== Source material ==

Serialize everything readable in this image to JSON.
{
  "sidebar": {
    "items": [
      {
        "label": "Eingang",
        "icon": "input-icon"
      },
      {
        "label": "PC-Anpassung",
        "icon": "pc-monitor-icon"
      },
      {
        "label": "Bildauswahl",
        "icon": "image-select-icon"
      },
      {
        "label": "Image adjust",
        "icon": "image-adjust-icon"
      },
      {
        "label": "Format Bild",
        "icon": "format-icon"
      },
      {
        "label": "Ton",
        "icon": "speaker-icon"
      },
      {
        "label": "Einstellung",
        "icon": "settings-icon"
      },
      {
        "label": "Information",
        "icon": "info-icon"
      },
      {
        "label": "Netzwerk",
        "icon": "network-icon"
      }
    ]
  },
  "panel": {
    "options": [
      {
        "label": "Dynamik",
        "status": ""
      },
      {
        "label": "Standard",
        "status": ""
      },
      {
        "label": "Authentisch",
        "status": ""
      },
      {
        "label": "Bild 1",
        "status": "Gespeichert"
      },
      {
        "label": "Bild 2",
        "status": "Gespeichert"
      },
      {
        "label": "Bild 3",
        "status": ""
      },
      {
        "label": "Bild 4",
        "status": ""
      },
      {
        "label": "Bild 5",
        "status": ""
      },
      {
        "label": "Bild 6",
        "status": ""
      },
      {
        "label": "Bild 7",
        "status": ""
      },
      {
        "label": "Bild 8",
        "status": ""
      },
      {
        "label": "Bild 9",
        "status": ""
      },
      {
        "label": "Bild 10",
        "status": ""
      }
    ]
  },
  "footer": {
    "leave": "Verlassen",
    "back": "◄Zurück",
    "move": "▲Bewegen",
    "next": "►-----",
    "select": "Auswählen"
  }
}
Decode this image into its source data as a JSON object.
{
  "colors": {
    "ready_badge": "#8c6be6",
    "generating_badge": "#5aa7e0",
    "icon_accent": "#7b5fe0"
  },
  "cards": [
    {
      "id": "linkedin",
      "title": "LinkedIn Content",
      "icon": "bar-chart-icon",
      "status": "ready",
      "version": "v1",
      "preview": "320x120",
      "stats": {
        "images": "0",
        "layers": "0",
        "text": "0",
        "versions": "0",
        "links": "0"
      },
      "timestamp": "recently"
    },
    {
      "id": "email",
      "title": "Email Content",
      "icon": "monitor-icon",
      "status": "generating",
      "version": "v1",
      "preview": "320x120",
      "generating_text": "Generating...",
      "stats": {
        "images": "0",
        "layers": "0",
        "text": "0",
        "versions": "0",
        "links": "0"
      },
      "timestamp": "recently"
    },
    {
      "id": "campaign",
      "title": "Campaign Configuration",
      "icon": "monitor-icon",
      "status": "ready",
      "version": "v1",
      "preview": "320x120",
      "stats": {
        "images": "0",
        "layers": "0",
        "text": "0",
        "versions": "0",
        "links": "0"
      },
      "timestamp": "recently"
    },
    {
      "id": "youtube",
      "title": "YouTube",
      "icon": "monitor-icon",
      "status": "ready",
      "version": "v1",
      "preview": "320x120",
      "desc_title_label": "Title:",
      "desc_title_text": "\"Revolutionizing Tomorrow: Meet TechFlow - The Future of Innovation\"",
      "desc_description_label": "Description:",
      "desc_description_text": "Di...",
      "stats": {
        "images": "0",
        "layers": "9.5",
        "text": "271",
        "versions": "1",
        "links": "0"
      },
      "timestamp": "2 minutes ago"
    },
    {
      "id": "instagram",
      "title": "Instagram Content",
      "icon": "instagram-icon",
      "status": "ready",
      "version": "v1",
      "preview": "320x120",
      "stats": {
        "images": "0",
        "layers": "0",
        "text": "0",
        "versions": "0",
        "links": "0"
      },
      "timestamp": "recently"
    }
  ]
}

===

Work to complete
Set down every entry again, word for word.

Written solution
Serialize everything readable in this image to JSON.
{
  "sidebar": {
    "items": [
      {
        "label": "Eingang",
        "icon": "input-icon"
      },
      {
        "label": "PC-Anpassung",
        "icon": "pc-monitor-icon"
      },
      {
        "label": "Bildauswahl",
        "icon": "image-select-icon"
      },
      {
        "label": "Image adjust",
        "icon": "image-adjust-icon"
      },
      {
        "label": "Format Bild",
        "icon": "format-icon"
      },
      {
        "label": "Ton",
        "icon": "speaker-icon"
      },
      {
        "label": "Einstellung",
        "icon": "settings-icon"
      },
      {
        "label": "Information",
        "icon": "info-icon"
      },
      {
        "label": "Netzwerk",
        "icon": "network-icon"
      }
    ]
  },
  "panel": {
    "options": [
      {
        "label": "Dynamik",
        "status": ""
      },
      {
        "label": "Standard",
        "status": ""
      },
      {
        "label": "Authentisch",
        "status": ""
      },
      {
        "label": "Bild 1",
        "status": "Gespeichert"
      },
      {
        "label": "Bild 2",
        "status": "Gespeichert"
      },
      {
        "label": "Bild 3",
        "status": ""
      },
      {
        "label": "Bild 4",
        "status": ""
      },
      {
        "label": "Bild 5",
        "status": ""
      },
      {
        "label": "Bild 6",
        "status": ""
      },
      {
        "label": "Bild 7",
        "status": ""
      },
      {
        "label": "Bild 8",
        "status": ""
      },
      {
        "label": "Bild 9",
        "status": ""
      },
      {
        "label": "Bild 10",
        "status": ""
      }
    ]
  },
  "footer": {
    "leave": "Verlassen",
    "back": "◄Zurück",
    "move": "▲Bewegen",
    "next": "►-----",
    "select": "Auswählen"
  }
}
Decode this image into its source data as a JSON object.
{
  "colors": {
    "ready_badge": "#8c6be6",
    "generating_badge": "#5aa7e0",
    "icon_accent": "#7b5fe0"
  },
  "cards": [
    {
      "id": "linkedin",
      "title": "LinkedIn Content",
      "icon": "bar-chart-icon",
      "status": "ready",
      "version": "v1",
      "preview": "320x120",
      "stats": {
        "images": "0",
        "layers": "0",
        "text": "0",
        "versions": "0",
        "links": "0"
      },
      "timestamp": "recently"
    },
    {
      "id": "email",
      "title": "Email Content",
      "icon": "monitor-icon",
      "status": "generating",
      "version": "v1",
      "preview": "320x120",
      "generating_text": "Generating...",
      "stats": {
        "images": "0",
        "layers": "0",
        "text": "0",
        "versions": "0",
        "links": "0"
      },
      "timestamp": "recently"
    },
    {
      "id": "campaign",
      "title": "Campaign Configuration",
      "icon": "monitor-icon",
      "status": "ready",
      "version": "v1",
      "preview": "320x120",
      "stats": {
        "images": "0",
        "layers": "0",
        "text": "0",
        "versions": "0",
        "links": "0"
      },
      "timestamp": "recently"
    },
    {
      "id": "youtube",
      "title": "YouTube",
      "icon": "monitor-icon",
      "status": "ready",
      "version": "v1",
      "preview": "320x120",
      "desc_title_label": "Title:",
      "desc_title_text": "\"Revolutionizing Tomorrow: Meet TechFlow - The Future of Innovation\"",
      "desc_description_label": "Description:",
      "desc_description_text": "Di...",
      "stats": {
        "images": "0",
        "layers": "9.5",
        "text": "271",
        "versions": "1",
        "links": "0"
      },
      "timestamp": "2 minutes ago"
    },
    {
      "id": "instagram",
      "title": "Instagram Content",
      "icon": "instagram-icon",
      "status": "ready",
      "version": "v1",
      "preview": "320x120",
      "stats": {
        "images": "0",
        "layers": "0",
        "text": "0",
        "versions": "0",
        "links": "0"
      },
      "timestamp": "recently"
    }
  ]
}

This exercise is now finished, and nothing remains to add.